  40. Healey EA, Tarbell NJ, Kalish LA, et al. Prognostic factors for patients with Hodgkin disease in first relapse. Cancer 1993; 71:2613.
  41. Mauch PM, Kalish LA, Marcus KC, et al. Long-term survival in Hodgkin's disease relative impact of mortality, second tumors, infection, and cardiovascular disease. Cancer J Sci Am 1995; 1:33.
  42. Henry-Amar M. Second cancers after radiotherapy and chemotherapy for early stages of Hodgkin's disease. J Natl Cancer Inst 1983; 71:911.
  43. Pedersen-Bjergaard J, Larsen SO. Incidence of acute nonlymphocytic leukemia, preleukemia, and acute myeloproliferative syndrome up to 10 years after treatment of Hodgkin's disease. N Engl J Med 1982; 307:965.
  44. Anderson H, Deakin DP, Wagstaff J, et al. A randomised study of adjuvant chemotherapy after mantle radiotherapy in supradiaphragmatic Hodgkin's disease PS IA-IIB: a report from the Manchester lymphoma group. Br J Cancer 1984; 49:695.
  45. Tubiana M, Henry-Amar M, Hayat M, et al. The EORTC treatment of early stages of Hodgkin's disease: the role of radiotherapy. Int J Radiat Oncol Biol Phys 1984; 10:197.
  46. Gospodarowicz MK, Sutcliffe SB, Clark RM, et al. Analysis of supradiaphragmatic clinical stage I and II Hodgkin's disease treated with radiation alone. Int J Radiat Oncol Biol Phys 1992; 22:859.
  47. Henry-Amar M, Friedman S, Hayat M, et al. Erythrocyte sedimentation rate predicts early relapse and survival in early-stage Hodgkin disease. The EORTC Lymphoma Cooperative Group. Ann Intern Med 1991; 114:361.
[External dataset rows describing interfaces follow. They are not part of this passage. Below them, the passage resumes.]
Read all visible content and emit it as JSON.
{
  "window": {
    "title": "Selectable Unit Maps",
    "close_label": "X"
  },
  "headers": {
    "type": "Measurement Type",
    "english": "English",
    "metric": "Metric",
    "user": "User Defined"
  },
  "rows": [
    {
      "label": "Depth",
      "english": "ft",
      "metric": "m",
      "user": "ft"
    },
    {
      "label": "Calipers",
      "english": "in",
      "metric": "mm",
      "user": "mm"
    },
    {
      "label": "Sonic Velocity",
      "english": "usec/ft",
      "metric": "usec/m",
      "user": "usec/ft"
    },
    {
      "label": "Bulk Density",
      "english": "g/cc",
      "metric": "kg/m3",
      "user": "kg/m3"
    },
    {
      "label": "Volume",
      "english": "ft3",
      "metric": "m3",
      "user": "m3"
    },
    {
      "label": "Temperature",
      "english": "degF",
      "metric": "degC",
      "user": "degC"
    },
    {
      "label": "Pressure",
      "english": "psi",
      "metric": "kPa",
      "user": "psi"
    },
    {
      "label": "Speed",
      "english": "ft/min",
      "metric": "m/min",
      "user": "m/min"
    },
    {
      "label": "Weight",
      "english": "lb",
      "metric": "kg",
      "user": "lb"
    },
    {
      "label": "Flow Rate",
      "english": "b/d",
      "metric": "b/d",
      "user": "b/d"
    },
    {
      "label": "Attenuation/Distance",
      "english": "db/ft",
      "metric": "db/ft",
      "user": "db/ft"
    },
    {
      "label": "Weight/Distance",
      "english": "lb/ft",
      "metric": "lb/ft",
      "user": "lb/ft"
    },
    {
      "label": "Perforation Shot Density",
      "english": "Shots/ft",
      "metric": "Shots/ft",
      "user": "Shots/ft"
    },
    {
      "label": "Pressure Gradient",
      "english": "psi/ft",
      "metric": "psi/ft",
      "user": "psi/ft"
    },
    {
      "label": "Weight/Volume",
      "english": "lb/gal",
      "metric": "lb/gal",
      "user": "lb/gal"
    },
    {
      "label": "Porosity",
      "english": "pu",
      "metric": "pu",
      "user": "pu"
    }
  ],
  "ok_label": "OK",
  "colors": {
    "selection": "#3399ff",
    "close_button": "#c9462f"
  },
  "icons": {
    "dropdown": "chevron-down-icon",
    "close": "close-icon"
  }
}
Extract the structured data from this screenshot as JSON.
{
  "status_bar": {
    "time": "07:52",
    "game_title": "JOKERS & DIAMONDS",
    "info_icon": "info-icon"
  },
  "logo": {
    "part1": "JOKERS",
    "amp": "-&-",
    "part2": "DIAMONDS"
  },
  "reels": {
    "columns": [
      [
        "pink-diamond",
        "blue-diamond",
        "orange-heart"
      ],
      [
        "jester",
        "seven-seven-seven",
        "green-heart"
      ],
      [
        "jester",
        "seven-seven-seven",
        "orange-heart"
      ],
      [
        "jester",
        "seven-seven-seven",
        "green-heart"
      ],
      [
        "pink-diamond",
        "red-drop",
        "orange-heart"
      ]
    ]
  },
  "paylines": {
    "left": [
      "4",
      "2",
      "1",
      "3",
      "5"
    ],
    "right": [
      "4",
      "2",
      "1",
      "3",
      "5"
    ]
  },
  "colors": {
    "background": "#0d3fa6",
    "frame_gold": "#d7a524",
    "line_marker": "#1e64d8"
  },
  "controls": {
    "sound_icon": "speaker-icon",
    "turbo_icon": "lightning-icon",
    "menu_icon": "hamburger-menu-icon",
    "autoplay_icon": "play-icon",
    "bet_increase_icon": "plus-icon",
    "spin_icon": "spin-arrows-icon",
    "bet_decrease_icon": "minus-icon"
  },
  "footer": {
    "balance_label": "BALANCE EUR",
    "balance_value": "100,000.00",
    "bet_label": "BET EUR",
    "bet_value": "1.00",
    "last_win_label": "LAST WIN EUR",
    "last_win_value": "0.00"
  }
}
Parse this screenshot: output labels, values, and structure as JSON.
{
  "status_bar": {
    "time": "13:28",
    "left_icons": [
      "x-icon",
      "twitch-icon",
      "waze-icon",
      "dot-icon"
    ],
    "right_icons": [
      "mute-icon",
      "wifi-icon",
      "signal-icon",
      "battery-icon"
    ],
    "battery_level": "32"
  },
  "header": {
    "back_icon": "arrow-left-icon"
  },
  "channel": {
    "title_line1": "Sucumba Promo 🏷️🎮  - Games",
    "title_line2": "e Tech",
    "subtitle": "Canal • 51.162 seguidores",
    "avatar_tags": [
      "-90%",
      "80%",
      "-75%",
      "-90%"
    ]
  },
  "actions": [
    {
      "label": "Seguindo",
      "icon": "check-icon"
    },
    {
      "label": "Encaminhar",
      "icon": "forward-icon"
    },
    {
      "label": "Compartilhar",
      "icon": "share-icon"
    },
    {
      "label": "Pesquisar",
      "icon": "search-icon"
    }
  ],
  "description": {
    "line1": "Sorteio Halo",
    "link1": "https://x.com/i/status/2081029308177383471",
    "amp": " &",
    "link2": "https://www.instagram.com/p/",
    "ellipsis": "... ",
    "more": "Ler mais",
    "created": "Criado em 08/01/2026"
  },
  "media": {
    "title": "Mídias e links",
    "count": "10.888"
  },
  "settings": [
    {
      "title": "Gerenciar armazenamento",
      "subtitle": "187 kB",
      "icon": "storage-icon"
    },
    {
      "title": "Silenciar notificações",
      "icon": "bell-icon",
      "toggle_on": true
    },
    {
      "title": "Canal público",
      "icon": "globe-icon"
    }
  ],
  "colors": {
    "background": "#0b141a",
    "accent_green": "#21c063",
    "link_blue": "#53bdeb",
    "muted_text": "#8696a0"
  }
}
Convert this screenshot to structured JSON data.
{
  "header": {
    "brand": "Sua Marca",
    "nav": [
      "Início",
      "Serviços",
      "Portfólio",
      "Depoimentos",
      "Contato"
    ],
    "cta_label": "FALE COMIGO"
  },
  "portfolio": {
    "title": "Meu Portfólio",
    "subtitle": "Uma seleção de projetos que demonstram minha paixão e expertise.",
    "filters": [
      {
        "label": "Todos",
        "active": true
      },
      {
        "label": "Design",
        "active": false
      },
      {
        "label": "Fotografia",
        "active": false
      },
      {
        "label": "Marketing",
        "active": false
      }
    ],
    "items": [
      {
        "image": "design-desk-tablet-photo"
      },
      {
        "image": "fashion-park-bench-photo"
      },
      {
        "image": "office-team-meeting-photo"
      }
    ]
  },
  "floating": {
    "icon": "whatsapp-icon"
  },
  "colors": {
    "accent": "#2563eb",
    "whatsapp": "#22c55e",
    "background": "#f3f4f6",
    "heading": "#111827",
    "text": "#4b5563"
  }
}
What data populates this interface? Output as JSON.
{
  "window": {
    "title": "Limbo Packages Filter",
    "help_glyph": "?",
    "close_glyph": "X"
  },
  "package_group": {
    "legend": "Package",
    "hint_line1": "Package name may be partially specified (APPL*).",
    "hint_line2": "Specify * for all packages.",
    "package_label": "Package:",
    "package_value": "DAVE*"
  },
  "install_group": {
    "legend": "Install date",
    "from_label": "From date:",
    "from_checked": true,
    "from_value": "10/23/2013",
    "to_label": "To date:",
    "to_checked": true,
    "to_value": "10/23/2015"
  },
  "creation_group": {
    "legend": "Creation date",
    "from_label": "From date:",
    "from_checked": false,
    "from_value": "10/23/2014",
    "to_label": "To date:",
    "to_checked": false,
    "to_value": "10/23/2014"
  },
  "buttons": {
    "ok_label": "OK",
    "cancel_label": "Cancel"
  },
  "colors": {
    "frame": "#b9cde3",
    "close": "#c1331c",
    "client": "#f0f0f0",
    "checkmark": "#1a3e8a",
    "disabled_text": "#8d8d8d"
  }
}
  48. Liao Z, Ha CS, Vlachaki MT, et al. Mantle irradiation alone for pathologic stage I and II Hodgkin's disease: long-term follow-up and patterns of failure. Int J Radiat Oncol Biol Phys 2001; 50:971.